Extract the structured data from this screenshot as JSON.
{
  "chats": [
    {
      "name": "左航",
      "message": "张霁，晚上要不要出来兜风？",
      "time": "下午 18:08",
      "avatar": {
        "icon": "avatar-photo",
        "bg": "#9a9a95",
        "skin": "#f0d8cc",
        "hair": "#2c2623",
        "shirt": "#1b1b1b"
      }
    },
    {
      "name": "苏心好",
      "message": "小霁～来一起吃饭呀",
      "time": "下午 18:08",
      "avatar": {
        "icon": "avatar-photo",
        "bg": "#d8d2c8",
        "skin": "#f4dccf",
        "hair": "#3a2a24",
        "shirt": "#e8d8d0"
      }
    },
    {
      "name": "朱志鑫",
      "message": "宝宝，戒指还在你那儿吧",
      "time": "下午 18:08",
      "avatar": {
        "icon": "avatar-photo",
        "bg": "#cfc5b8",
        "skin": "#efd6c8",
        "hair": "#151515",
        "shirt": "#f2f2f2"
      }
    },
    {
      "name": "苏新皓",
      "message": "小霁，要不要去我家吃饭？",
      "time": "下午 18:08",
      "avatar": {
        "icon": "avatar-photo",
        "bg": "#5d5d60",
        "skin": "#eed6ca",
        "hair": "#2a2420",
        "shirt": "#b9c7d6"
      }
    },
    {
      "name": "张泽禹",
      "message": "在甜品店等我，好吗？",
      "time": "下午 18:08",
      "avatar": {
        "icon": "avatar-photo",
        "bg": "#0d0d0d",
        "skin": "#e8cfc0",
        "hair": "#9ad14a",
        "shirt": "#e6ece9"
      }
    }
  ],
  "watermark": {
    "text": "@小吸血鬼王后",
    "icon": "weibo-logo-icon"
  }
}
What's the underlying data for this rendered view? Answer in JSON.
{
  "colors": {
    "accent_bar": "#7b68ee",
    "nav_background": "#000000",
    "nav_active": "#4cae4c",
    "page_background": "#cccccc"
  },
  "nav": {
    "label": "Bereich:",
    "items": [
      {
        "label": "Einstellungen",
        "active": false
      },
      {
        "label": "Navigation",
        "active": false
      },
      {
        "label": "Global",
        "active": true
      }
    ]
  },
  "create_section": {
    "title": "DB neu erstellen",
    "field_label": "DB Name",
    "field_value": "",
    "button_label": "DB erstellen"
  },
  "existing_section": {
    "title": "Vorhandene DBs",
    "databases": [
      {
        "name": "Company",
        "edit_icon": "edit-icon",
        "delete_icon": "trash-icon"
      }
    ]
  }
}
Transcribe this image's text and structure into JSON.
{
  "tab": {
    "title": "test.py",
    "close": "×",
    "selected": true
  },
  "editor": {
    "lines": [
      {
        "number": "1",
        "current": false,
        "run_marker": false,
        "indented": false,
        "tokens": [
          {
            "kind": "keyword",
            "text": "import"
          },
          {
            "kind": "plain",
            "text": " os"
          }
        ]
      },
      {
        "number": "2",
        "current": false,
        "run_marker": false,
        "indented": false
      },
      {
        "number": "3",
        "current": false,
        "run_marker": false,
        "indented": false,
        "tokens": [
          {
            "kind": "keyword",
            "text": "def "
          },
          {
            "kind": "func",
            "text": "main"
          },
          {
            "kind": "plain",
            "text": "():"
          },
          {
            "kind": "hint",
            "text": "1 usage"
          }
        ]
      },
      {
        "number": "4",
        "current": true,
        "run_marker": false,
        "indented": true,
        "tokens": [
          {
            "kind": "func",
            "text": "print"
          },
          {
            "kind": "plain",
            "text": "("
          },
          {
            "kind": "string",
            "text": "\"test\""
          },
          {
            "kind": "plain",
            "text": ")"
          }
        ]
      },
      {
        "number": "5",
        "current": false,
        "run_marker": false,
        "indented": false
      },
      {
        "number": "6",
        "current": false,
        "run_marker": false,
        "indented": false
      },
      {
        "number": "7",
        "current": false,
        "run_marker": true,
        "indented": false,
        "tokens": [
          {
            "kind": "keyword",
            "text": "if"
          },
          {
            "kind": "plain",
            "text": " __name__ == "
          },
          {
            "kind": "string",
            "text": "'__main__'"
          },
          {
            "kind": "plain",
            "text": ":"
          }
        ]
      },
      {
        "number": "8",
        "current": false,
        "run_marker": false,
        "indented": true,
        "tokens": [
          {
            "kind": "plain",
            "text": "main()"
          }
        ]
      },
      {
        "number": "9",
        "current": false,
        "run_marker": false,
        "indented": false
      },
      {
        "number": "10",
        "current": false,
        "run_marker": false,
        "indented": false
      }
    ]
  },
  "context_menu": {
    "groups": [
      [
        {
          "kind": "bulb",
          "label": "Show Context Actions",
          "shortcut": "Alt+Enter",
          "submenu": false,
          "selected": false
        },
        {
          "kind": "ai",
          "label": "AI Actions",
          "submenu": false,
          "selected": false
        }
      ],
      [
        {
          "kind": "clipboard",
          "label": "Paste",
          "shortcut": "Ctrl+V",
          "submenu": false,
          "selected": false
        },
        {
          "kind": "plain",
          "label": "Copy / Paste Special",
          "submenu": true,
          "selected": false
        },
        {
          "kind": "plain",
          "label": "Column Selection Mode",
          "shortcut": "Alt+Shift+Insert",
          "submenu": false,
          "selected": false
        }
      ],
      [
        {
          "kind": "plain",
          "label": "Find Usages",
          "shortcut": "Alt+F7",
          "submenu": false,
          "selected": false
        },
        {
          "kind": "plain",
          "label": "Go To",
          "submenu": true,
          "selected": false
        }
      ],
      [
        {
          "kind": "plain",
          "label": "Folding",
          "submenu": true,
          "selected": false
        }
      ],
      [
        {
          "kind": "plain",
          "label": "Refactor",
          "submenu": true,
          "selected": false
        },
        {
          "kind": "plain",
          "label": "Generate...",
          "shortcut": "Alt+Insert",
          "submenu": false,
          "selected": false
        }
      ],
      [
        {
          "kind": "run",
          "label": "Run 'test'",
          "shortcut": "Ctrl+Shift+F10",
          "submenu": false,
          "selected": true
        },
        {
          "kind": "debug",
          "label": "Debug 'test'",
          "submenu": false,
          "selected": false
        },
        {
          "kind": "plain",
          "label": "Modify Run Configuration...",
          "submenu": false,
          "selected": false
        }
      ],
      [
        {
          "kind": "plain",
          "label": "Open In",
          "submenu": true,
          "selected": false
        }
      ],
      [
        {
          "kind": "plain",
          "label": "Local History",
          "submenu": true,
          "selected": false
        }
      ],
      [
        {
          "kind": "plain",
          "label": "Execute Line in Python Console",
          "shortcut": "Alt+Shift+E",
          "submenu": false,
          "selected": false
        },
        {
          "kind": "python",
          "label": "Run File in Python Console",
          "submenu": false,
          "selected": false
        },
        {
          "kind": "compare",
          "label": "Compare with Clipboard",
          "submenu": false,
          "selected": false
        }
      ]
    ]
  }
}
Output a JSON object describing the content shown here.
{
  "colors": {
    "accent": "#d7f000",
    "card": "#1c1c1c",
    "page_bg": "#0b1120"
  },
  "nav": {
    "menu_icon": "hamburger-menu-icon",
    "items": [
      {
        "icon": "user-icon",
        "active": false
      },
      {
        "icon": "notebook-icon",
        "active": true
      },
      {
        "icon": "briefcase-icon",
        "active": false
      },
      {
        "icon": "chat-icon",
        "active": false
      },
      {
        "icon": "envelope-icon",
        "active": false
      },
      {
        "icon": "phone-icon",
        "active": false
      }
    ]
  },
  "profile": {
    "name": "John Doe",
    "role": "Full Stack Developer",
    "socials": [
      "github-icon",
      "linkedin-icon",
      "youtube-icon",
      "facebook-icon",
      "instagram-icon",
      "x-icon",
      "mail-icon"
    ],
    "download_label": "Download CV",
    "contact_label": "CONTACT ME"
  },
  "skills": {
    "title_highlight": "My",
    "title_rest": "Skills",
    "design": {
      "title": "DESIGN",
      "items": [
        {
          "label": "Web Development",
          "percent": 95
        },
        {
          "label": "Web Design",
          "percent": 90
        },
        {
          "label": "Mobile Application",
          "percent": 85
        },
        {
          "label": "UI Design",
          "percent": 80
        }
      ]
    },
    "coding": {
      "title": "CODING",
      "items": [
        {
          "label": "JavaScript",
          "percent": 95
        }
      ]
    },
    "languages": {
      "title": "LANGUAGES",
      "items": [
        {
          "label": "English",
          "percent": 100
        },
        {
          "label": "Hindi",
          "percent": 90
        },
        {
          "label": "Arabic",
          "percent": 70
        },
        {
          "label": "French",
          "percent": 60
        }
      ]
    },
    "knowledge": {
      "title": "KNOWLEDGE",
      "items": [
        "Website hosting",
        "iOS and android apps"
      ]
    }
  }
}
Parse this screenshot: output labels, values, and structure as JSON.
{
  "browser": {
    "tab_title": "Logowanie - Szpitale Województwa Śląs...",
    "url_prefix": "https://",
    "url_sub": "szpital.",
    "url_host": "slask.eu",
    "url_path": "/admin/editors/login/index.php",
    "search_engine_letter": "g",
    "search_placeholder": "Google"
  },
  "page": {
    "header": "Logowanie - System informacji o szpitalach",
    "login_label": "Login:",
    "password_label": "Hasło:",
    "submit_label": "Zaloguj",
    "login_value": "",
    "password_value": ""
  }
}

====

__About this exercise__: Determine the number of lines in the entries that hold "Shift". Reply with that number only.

__Written solution__: 3